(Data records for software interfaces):
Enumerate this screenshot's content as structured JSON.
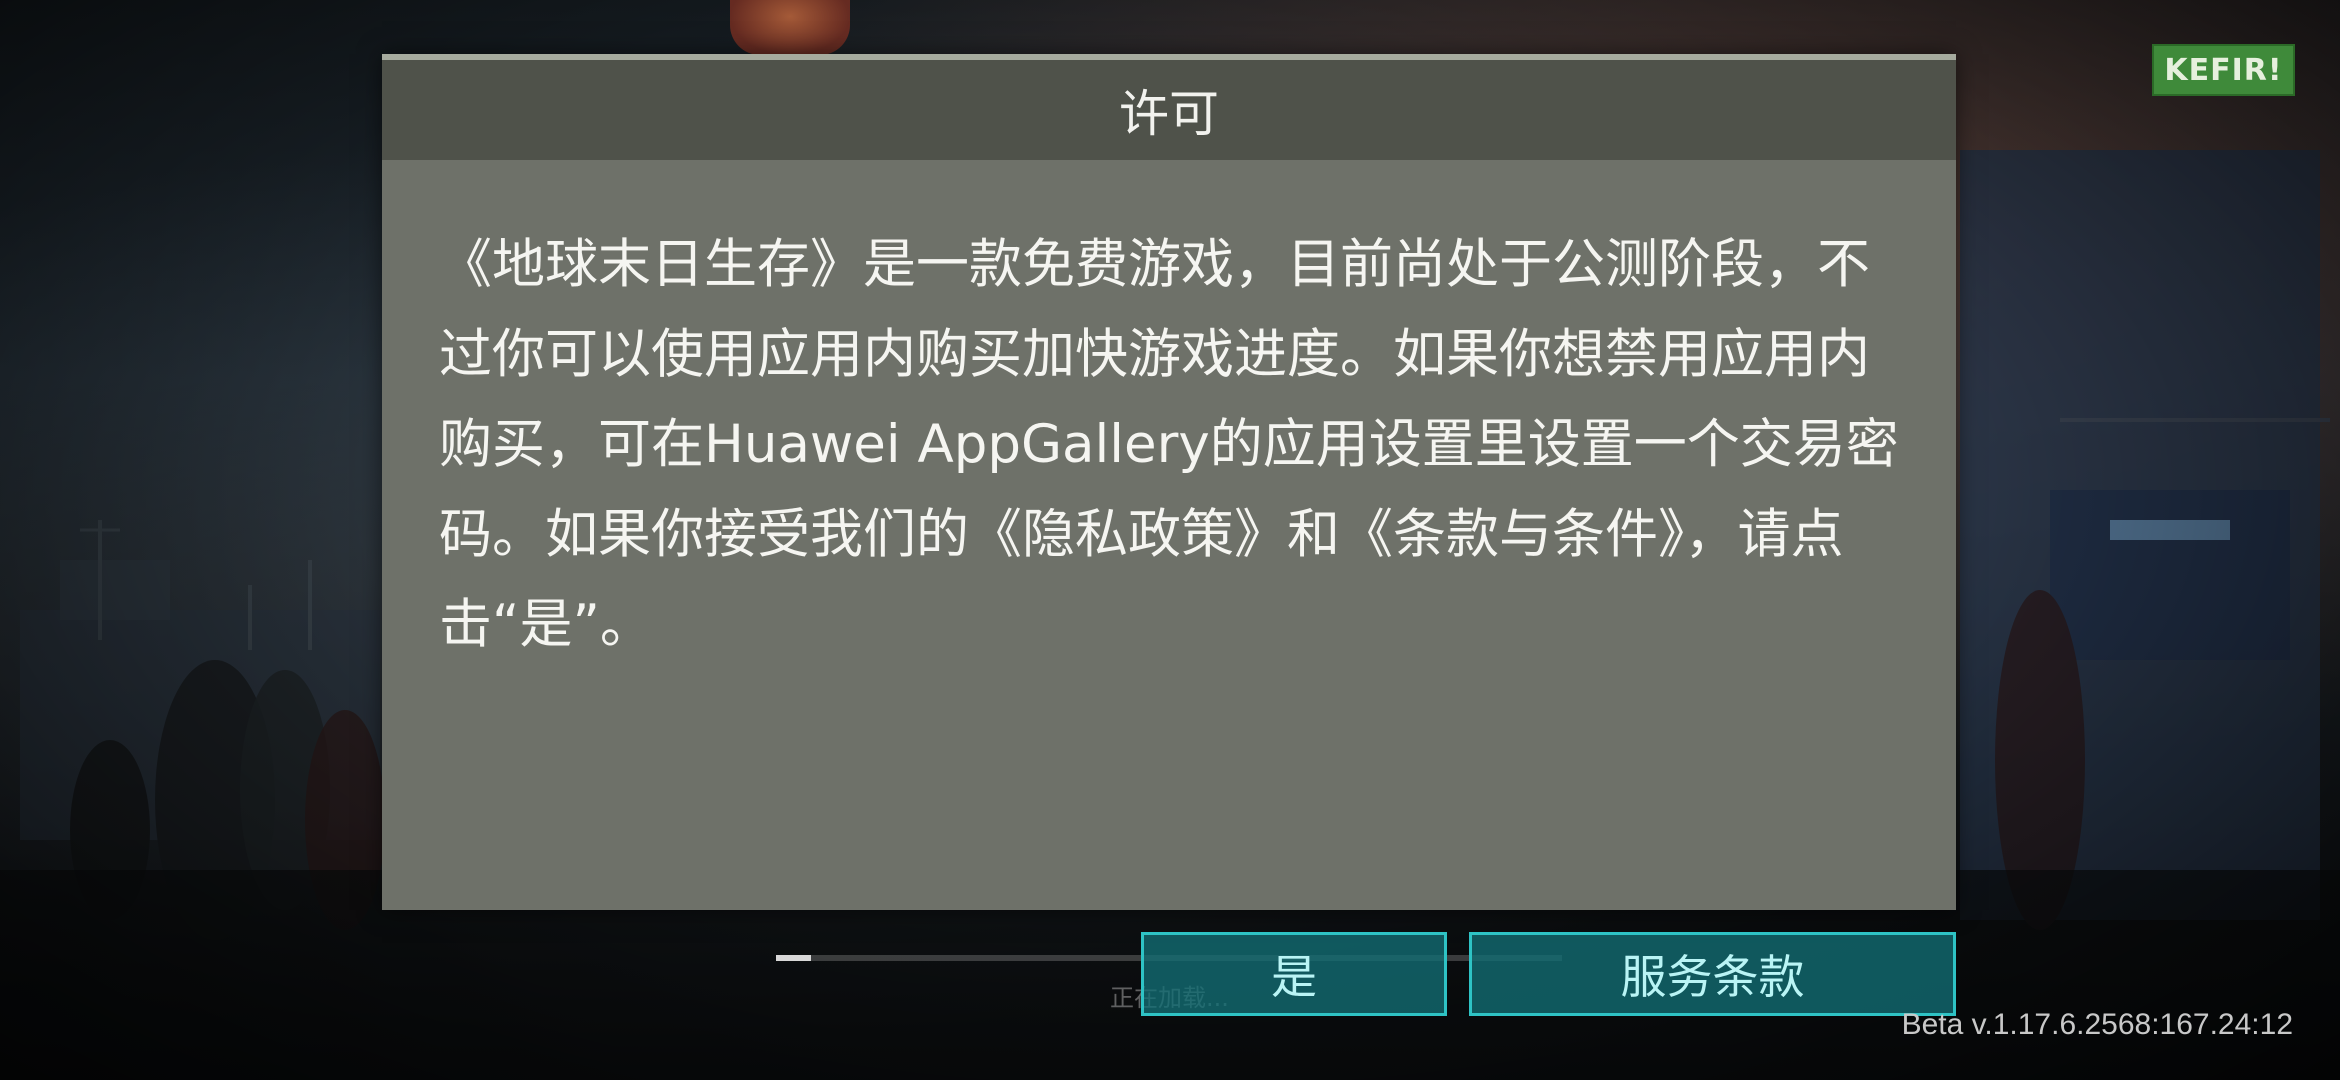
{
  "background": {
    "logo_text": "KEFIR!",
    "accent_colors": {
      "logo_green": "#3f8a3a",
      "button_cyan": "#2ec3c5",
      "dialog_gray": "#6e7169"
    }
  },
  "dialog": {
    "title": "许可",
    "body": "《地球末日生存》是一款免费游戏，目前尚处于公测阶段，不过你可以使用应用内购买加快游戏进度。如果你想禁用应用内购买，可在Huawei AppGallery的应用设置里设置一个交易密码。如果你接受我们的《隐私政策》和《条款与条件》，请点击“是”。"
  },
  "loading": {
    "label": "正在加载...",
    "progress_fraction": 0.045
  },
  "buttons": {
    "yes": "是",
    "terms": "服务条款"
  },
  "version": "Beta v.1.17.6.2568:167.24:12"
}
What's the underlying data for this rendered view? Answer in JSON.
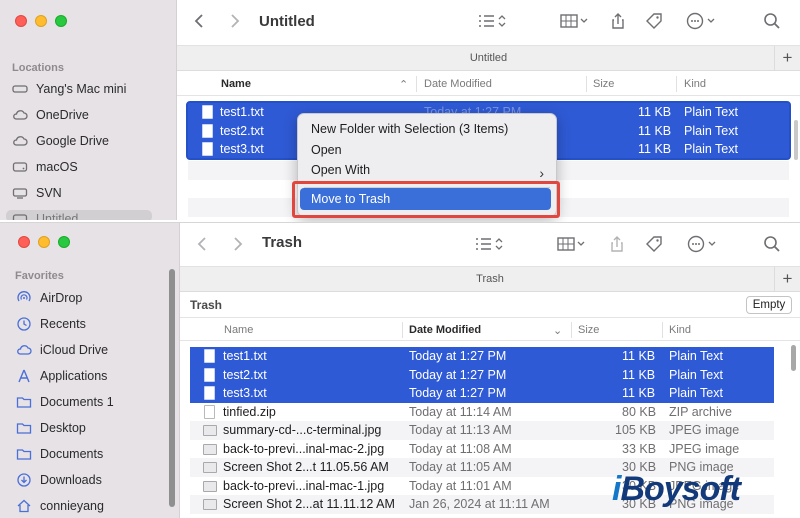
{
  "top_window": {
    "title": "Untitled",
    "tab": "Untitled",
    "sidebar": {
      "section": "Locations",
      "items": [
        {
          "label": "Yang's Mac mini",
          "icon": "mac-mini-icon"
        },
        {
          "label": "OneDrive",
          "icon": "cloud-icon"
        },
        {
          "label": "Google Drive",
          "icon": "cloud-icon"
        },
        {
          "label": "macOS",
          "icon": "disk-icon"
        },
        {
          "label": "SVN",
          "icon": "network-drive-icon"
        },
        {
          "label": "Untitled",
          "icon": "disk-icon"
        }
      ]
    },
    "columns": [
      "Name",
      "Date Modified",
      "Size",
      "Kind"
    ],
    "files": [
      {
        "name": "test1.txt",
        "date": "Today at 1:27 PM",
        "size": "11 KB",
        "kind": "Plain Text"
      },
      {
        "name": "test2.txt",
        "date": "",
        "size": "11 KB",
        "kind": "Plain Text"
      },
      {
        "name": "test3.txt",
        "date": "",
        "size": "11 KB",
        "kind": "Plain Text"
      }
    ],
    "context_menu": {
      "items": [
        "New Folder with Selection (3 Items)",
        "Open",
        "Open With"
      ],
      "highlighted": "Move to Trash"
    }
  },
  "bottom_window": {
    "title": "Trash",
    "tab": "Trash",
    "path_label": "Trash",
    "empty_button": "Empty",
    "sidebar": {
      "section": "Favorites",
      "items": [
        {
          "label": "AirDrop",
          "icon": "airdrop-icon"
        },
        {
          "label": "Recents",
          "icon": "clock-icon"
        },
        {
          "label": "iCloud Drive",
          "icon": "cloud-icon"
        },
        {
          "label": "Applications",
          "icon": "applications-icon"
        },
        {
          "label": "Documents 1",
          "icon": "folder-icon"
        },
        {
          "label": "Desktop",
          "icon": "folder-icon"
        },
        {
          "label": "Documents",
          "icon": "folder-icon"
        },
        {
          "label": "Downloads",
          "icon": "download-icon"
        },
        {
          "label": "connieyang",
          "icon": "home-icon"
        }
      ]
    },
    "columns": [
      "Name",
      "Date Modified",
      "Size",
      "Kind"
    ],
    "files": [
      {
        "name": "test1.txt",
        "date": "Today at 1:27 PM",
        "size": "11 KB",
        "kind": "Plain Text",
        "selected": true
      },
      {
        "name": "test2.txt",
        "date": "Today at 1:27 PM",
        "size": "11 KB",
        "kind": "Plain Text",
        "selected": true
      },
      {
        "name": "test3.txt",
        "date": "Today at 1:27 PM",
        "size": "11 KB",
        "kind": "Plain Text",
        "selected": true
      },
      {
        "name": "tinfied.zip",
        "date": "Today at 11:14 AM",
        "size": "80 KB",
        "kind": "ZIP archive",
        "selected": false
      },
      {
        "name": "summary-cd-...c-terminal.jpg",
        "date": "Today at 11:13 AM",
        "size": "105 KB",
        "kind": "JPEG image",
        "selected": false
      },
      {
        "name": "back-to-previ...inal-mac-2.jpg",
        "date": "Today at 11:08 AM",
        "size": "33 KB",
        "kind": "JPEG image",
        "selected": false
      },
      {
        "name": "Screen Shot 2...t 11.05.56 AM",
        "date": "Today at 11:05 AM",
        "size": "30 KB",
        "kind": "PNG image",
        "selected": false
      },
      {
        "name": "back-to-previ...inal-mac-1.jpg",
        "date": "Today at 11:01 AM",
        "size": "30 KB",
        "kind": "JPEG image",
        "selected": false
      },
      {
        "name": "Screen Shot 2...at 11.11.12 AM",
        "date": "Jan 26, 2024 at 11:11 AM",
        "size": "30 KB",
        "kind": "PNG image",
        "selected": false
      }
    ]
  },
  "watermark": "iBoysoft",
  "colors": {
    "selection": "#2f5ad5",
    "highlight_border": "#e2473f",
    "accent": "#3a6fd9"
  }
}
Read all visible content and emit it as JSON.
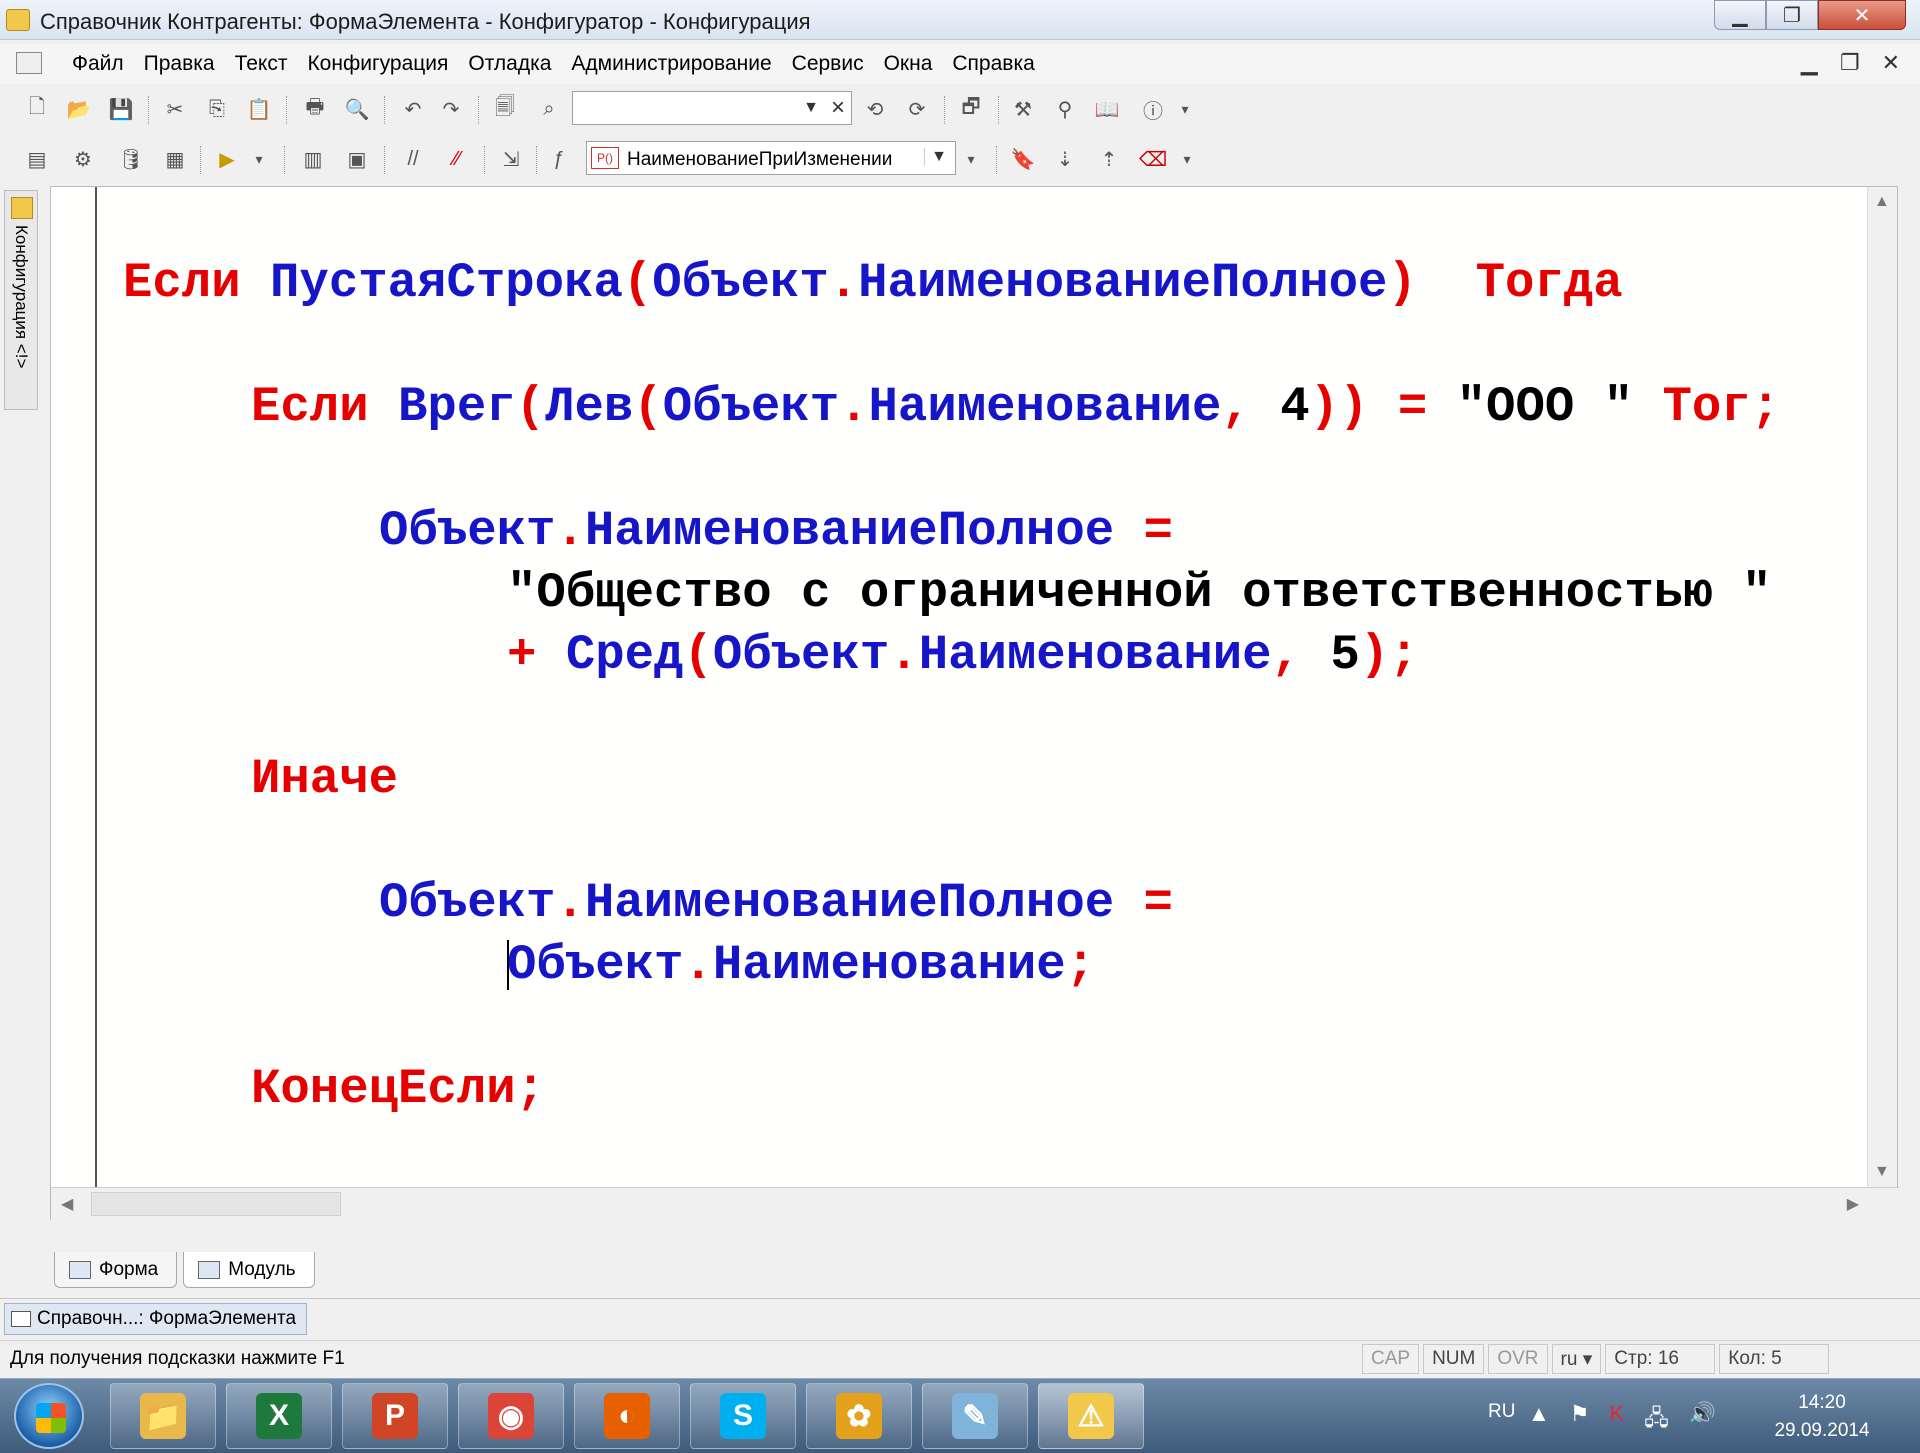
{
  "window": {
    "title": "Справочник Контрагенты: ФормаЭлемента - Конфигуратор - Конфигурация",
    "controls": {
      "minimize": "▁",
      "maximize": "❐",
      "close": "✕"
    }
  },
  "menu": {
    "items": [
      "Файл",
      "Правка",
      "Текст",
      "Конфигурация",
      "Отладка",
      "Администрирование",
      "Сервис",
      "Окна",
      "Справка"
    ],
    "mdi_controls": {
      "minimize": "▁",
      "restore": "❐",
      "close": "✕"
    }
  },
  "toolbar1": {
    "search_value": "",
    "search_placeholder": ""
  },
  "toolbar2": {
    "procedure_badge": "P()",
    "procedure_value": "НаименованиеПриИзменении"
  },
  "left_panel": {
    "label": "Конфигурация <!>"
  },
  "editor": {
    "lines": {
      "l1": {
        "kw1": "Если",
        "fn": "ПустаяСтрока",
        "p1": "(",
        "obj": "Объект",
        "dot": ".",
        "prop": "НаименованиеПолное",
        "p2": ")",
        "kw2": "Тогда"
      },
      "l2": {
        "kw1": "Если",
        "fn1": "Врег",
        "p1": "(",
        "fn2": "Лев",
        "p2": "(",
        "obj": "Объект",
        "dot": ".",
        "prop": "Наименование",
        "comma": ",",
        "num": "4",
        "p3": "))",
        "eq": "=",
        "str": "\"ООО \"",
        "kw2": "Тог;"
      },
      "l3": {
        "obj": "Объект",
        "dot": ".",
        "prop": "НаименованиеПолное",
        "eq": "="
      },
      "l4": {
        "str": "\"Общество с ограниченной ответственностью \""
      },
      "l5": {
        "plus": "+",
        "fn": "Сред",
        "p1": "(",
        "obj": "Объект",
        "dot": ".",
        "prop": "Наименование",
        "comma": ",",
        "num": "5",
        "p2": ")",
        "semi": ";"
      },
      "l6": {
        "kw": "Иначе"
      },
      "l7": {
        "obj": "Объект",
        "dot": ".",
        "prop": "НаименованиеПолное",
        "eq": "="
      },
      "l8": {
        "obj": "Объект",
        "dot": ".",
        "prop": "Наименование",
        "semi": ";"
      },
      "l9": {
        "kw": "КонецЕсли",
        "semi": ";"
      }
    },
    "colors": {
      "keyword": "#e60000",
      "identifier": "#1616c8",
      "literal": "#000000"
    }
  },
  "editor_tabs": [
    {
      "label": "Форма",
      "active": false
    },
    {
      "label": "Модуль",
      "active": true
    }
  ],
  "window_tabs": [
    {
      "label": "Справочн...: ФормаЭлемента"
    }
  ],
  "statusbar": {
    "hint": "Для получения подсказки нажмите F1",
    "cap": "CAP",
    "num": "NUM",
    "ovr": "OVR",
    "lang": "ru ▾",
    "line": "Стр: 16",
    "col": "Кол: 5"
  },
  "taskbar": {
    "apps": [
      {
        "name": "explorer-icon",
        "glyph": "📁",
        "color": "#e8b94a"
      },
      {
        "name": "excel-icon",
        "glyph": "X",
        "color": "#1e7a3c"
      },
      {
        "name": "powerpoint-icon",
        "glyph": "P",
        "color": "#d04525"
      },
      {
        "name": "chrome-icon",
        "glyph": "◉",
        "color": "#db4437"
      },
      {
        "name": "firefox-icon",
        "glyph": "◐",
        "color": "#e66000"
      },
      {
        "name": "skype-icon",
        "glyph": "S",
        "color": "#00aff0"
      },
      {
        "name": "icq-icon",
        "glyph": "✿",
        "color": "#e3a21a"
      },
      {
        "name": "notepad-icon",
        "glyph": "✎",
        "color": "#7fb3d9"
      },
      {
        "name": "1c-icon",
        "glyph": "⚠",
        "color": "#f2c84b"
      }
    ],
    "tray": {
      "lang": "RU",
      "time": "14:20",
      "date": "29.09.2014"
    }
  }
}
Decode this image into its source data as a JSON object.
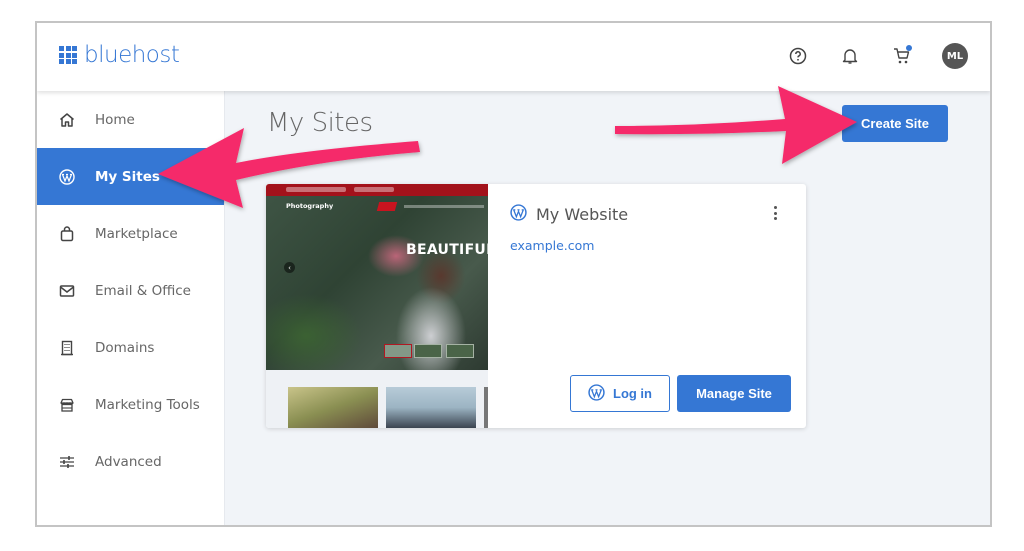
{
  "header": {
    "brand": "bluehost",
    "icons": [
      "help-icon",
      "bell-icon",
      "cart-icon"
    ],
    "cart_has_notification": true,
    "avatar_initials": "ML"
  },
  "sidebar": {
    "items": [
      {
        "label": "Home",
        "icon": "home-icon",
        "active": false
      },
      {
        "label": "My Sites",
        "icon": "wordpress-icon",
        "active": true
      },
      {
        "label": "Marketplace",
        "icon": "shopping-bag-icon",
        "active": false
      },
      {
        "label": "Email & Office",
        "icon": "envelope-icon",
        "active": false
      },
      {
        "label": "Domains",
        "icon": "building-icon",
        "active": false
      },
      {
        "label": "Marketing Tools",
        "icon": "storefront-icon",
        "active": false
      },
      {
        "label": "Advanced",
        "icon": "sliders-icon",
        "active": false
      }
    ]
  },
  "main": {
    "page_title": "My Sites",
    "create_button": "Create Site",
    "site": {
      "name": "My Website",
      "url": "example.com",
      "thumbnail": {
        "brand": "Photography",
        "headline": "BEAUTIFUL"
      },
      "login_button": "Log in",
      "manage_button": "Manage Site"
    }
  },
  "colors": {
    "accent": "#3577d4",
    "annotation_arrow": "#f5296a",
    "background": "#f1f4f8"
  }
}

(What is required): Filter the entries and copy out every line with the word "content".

(Output for this task):
Enumerate this screenshot's content as structured JSON.
Read all visible content and emit it as JSON.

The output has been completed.